[App and web page records]
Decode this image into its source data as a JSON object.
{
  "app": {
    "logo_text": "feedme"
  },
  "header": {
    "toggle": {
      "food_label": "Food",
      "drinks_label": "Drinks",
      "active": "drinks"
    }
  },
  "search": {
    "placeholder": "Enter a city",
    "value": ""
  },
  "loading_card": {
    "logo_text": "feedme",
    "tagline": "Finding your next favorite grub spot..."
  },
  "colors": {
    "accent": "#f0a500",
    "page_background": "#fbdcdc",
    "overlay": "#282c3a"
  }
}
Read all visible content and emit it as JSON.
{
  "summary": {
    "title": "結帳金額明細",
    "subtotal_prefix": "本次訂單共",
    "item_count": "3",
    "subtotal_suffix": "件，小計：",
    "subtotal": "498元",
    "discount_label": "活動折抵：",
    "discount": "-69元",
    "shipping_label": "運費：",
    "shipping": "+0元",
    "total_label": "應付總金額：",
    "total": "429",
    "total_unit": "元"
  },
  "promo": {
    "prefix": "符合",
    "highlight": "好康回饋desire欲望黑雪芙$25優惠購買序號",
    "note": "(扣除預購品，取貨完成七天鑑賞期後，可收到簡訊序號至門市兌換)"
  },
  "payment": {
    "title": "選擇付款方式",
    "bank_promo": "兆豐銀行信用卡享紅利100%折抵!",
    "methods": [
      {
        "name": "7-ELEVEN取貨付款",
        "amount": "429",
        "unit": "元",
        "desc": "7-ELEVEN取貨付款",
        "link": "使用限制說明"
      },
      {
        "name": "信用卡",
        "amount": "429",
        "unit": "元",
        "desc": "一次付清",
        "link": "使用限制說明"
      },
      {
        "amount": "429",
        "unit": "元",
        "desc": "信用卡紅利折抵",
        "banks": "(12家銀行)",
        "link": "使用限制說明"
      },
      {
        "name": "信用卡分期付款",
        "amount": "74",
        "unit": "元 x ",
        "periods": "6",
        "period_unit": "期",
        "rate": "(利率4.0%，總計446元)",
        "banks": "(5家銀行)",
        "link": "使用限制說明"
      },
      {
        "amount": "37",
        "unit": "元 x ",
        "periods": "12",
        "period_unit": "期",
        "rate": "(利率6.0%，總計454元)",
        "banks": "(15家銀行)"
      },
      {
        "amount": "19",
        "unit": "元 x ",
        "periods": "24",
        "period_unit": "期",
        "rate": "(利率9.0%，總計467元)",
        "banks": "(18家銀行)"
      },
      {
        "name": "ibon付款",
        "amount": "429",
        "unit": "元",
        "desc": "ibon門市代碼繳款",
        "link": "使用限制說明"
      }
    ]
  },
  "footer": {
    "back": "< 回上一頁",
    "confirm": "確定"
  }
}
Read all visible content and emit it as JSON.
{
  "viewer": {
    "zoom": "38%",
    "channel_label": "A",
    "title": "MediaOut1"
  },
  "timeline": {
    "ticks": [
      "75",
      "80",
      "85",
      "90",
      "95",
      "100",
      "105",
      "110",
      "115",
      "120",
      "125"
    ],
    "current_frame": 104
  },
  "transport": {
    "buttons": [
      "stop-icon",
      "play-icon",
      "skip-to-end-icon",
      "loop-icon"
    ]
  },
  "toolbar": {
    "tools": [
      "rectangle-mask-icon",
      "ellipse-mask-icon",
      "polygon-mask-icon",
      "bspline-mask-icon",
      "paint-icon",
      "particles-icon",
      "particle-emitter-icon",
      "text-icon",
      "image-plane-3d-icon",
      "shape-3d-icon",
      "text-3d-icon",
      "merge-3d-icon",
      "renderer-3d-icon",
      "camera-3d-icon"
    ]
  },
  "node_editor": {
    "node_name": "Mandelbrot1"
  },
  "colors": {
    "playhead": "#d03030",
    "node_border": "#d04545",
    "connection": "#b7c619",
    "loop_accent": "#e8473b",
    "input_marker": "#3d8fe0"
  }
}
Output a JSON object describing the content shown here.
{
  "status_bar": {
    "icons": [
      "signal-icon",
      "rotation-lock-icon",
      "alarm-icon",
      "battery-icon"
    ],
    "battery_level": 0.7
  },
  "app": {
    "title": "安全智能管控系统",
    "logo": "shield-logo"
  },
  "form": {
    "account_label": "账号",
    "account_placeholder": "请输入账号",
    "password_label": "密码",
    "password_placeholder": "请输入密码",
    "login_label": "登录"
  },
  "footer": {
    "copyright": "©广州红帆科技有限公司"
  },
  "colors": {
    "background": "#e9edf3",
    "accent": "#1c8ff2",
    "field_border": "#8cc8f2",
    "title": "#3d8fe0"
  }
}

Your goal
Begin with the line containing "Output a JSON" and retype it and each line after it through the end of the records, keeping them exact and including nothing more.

Answer
Output a JSON object describing the content shown here.
{
  "status_bar": {
    "icons": [
      "signal-icon",
      "rotation-lock-icon",
      "alarm-icon",
      "battery-icon"
    ],
    "battery_level": 0.7
  },
  "app": {
    "title": "安全智能管控系统",
    "logo": "shield-logo"
  },
  "form": {
    "account_label": "账号",
    "account_placeholder": "请输入账号",
    "password_label": "密码",
    "password_placeholder": "请输入密码",
    "login_label": "登录"
  },
  "footer": {
    "copyright": "©广州红帆科技有限公司"
  },
  "colors": {
    "background": "#e9edf3",
    "accent": "#1c8ff2",
    "field_border": "#8cc8f2",
    "title": "#3d8fe0"
  }
}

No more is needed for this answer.